This is obvious, but it has needed some time to take firm root in the consciousness of the international community. Right now in Madrid, numerous events are being organized on oceans, forests, land use, and more. This is the first time there has been so much talk about "ecosystems" during a climate conference.  The lines are shifting. We are witnessing a real convergence between the requirements of combating climate change and preserving biodiversity.

How can this dual requirement be translated at the national level?

It’s important that people take on the idea of “Nature-Based Solutions” and apply them in development. A nature-based solution is an action that builds on or mobilizes ecosystems to solve both a local and a global problem, such as climate change. This may be mangrove restoration, replanting and sustainably managing forests or a conversion plan towards agro-ecology. All these solutions have concrete impacts in terms of greenhouse gas sequestration, adaptation to climate change and ecosystem preservation. Their potential is highly significant.
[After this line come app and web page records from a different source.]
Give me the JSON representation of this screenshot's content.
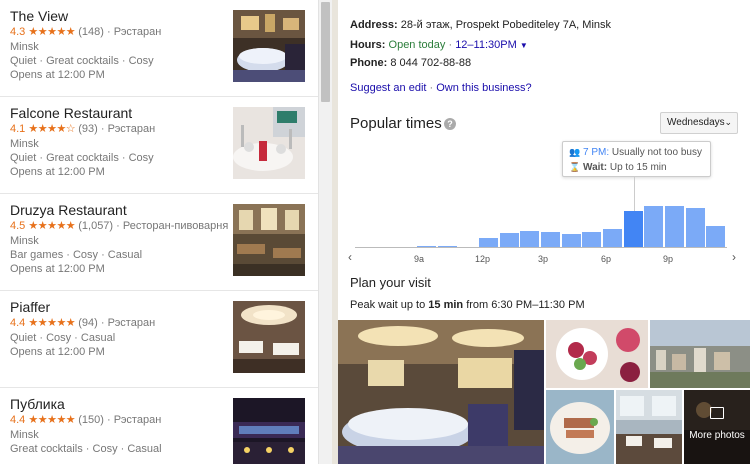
{
  "results": [
    {
      "name": "The View",
      "rating": "4.3",
      "stars": "★★★★★",
      "reviews": "(148)",
      "type": "Рэстаран",
      "city": "Minsk",
      "features": "Quiet · Great cocktails · Cosy",
      "hours": "Opens at 12:00 PM"
    },
    {
      "name": "Falcone Restaurant",
      "rating": "4.1",
      "stars": "★★★★☆",
      "reviews": "(93)",
      "type": "Рэстаран",
      "city": "Minsk",
      "features": "Quiet · Great cocktails · Cosy",
      "hours": "Opens at 12:00 PM"
    },
    {
      "name": "Druzya Restaurant",
      "rating": "4.5",
      "stars": "★★★★★",
      "reviews": "(1,057)",
      "type": "Ресторан-пивоварня",
      "city": "Minsk",
      "features": "Bar games · Cosy · Casual",
      "hours": "Opens at 12:00 PM"
    },
    {
      "name": "Piaffer",
      "rating": "4.4",
      "stars": "★★★★★",
      "reviews": "(94)",
      "type": "Рэстаран",
      "city": "",
      "features": "Quiet · Cosy · Casual",
      "hours": "Opens at 12:00 PM"
    },
    {
      "name": "Публика",
      "rating": "4.4",
      "stars": "★★★★★",
      "reviews": "(150)",
      "type": "Рэстаран",
      "city": "Minsk",
      "features": "Great cocktails · Cosy · Casual",
      "hours": ""
    }
  ],
  "details": {
    "address_label": "Address:",
    "address": "28-й этаж, Prospekt Pobediteley 7A, Minsk",
    "hours_label": "Hours:",
    "hours_status": "Open today",
    "hours_time": "12–11:30PM",
    "phone_label": "Phone:",
    "phone": "8 044 702-88-88",
    "suggest_edit": "Suggest an edit",
    "separator": " · ",
    "own_business": "Own this business?"
  },
  "popular_times": {
    "title": "Popular times",
    "day": "Wednesdays",
    "tooltip_time": "7 PM:",
    "tooltip_status": "Usually not too busy",
    "tooltip_wait_label": "Wait:",
    "tooltip_wait": "Up to 15 min",
    "ticks": [
      "9a",
      "12p",
      "3p",
      "6p",
      "9p"
    ]
  },
  "chart_data": {
    "type": "bar",
    "title": "Popular times",
    "categories": [
      "6a",
      "7a",
      "8a",
      "9a",
      "10a",
      "11a",
      "12p",
      "1p",
      "2p",
      "3p",
      "4p",
      "5p",
      "6p",
      "7p",
      "8p",
      "9p",
      "10p",
      "11p"
    ],
    "values": [
      0,
      0,
      0,
      2,
      2,
      0,
      18,
      26,
      30,
      28,
      25,
      28,
      34,
      68,
      78,
      78,
      75,
      40
    ],
    "highlight": "7p",
    "ylim": [
      0,
      100
    ],
    "colors": {
      "bar": "#7baaf7",
      "current": "#4285f4"
    }
  },
  "plan": {
    "title": "Plan your visit",
    "peak_prefix": "Peak wait up to ",
    "peak_value": "15 min",
    "peak_suffix": " from 6:30 PM–11:30 PM"
  },
  "photos": {
    "more_label": "More photos"
  }
}
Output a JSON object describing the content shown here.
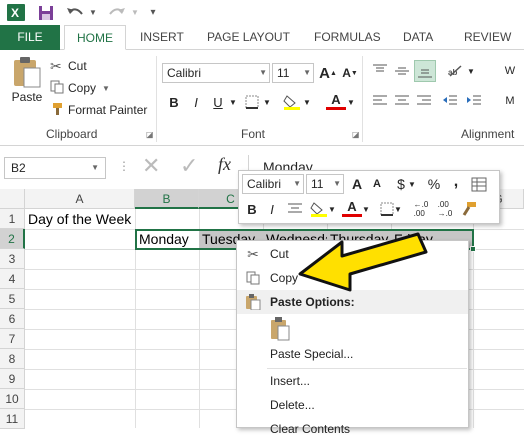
{
  "title_bar": {
    "app_icon": "excel-icon",
    "save_icon": "save-icon",
    "undo_icon": "undo-icon",
    "redo_icon": "redo-icon"
  },
  "tabs": [
    "FILE",
    "HOME",
    "INSERT",
    "PAGE LAYOUT",
    "FORMULAS",
    "DATA",
    "REVIEW"
  ],
  "clipboard": {
    "paste": "Paste",
    "cut": "Cut",
    "copy": "Copy",
    "format_painter": "Format Painter",
    "group": "Clipboard"
  },
  "font": {
    "name": "Calibri",
    "size": "11",
    "bold": "B",
    "italic": "I",
    "underline": "U",
    "font_color": "A",
    "group": "Font"
  },
  "alignment": {
    "group": "Alignment",
    "wrap": "W",
    "merge": "M"
  },
  "formula_bar": {
    "name_box": "B2",
    "fx": "fx",
    "content": "Monday"
  },
  "columns": [
    "A",
    "B",
    "C",
    "G"
  ],
  "rows": [
    "1",
    "2",
    "3",
    "4",
    "5",
    "6",
    "7",
    "8",
    "9",
    "10",
    "11"
  ],
  "cells": {
    "A1": "Day of the Week",
    "B2": "Monday",
    "C2": "Tuesday",
    "D2": "Wednesday",
    "E2": "Thursday",
    "F2": "Friday"
  },
  "mini_toolbar": {
    "font": "Calibri",
    "size": "11",
    "grow": "A",
    "shrink": "A",
    "currency": "$",
    "percent": "%",
    "comma": ",",
    "bold": "B",
    "italic": "I",
    "font_color": "A"
  },
  "context_menu": {
    "cut": "Cut",
    "copy": "Copy",
    "paste_options": "Paste Options:",
    "paste_special": "Paste Special...",
    "insert": "Insert...",
    "delete": "Delete...",
    "clear": "Clear Contents"
  },
  "colors": {
    "excel_green": "#217346",
    "selection": "#c6c6c6",
    "arrow": "#ffe000"
  }
}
The challenge is therefore for countries to include nature-based solutions in their nationally determined contributions (NDCs) in line with their national biodiversity strategies and action plans (NBSAPs). Very few countries, less than 10%, currently have quantifiable targets in this area.

However, I am struck by the level of mobilization on this subject at this time. Everyone is talking about it and sharing ambitious plans, especially the development banks, but also the countries of the South. That’s new. For example, in Ethiopia, Ecuador or Pakistan, nature-based solutions are seen as a cost-effective, realistic and attractive option offering many benefits. For me, it’s essential that we help in the spread of such solutions. 

What can AFD do to provide support?

Our role is to make nature-based solutions attractive and adapted to the countries with which we work. This includes improving carbon accounting for forests, oceans and agricultural land. And to ensure social benefits.

It is also about becoming more ambitious in terms of financial commitments. Many of the projects we support can already be classified as nature-based solutions: green cities, sponge cities, agroforestry, reforestation and certain sanitation projects. At present it is estimated that 15% of AFD's climate financing—some €700 million out of a total of €4.8 billion in 2018—is based on ecosystem protection. In other words, 15% of our financing that helps mitigate the effects of climate change, also provides benefits for biodiversity. This percentage is expected to rise in the coming years.

More generally, the role of development banks is essential. Public finance must help encourage other financial players to incorporate natural capital in their investment strategies. 

Raise standards, commit to "not harming" biodiversity in all our projects, step up monitoring and management of environmental risks. There are many avenues to explore. 

Our role is to make them possible.